In the data below, locate each line with the word "percent" and list it.
╭─ EXERCISE DATA
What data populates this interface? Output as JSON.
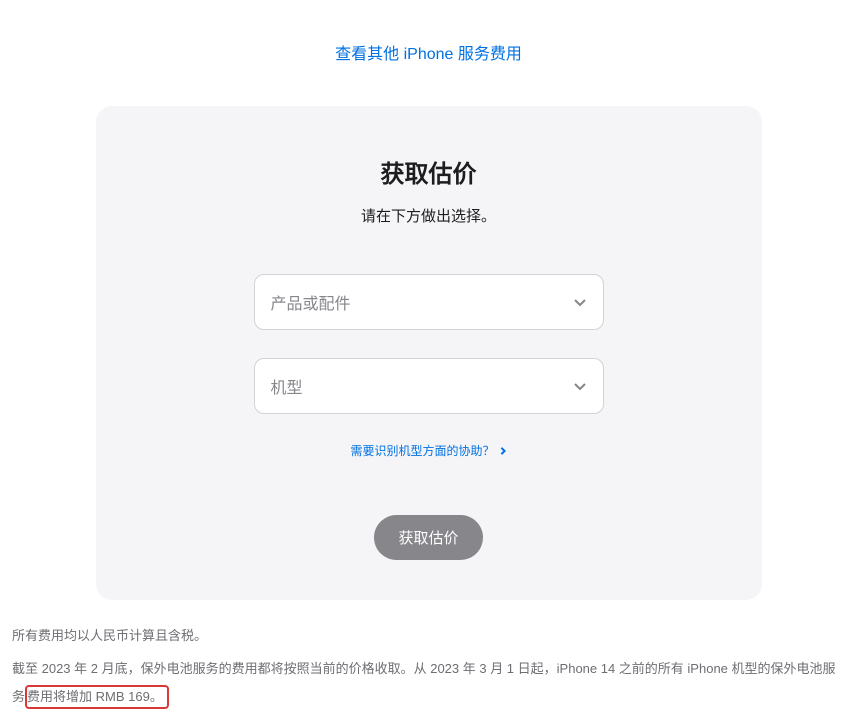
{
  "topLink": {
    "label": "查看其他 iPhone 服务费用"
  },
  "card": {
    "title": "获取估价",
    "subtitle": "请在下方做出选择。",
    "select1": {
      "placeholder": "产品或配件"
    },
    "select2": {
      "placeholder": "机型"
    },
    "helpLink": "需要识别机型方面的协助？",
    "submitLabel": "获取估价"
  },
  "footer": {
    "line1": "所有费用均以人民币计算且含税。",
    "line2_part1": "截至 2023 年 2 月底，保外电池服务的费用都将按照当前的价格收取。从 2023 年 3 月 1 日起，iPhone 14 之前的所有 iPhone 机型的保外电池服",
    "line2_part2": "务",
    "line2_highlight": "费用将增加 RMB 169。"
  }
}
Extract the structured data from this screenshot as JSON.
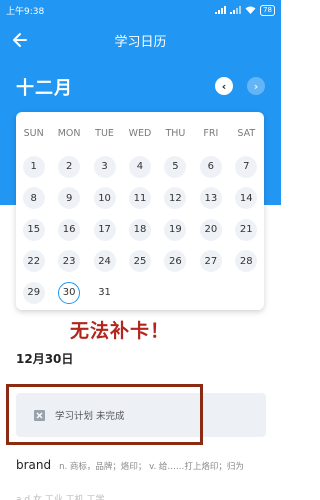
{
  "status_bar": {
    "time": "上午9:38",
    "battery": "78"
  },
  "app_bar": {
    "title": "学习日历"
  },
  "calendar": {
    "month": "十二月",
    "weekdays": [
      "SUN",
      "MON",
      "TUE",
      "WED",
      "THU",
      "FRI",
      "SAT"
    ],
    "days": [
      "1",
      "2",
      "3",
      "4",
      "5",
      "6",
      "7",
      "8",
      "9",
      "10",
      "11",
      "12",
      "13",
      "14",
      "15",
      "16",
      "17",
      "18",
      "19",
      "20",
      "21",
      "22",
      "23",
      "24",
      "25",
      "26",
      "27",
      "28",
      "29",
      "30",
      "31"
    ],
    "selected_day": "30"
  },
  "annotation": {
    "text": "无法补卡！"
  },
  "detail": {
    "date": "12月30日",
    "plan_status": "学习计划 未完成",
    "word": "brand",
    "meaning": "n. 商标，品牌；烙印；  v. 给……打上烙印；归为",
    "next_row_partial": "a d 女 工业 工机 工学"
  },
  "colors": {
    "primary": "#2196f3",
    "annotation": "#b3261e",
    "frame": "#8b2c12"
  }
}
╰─
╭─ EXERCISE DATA
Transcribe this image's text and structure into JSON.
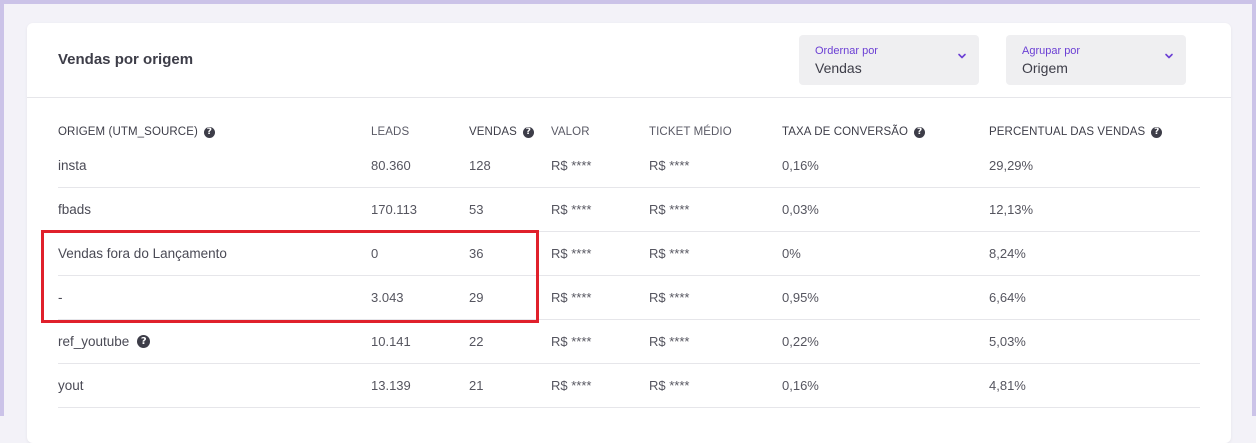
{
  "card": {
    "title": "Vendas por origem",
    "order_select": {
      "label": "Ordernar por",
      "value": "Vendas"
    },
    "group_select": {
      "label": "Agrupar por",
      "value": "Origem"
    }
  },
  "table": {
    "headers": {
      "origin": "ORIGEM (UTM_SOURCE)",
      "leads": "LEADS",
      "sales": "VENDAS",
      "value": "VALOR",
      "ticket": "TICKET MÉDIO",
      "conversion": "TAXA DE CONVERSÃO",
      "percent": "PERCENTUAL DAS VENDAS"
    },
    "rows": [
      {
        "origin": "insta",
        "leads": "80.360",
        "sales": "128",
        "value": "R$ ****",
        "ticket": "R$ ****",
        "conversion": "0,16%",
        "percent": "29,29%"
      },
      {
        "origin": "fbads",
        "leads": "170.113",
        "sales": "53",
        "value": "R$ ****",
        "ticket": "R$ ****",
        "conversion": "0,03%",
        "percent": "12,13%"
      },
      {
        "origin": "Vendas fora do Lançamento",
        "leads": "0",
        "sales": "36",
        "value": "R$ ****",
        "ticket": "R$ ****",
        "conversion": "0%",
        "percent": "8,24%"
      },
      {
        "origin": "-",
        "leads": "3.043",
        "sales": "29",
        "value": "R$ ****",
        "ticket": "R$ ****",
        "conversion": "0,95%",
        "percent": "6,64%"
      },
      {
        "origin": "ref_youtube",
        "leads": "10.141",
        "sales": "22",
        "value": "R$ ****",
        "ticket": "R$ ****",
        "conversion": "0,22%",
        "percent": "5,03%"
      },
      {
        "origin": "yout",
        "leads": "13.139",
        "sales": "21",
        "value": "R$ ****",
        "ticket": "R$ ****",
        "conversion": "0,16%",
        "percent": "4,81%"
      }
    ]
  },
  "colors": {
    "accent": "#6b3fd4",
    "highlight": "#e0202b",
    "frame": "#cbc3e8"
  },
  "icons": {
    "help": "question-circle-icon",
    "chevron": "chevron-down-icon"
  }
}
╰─
### REPLY
      "percent": "PERCENTUAL DAS VENDAS"
        "percent": "29,29%"
        "percent": "12,13%"
        "percent": "8,24%"
        "percent": "6,64%"
        "percent": "5,03%"
        "percent": "4,81%"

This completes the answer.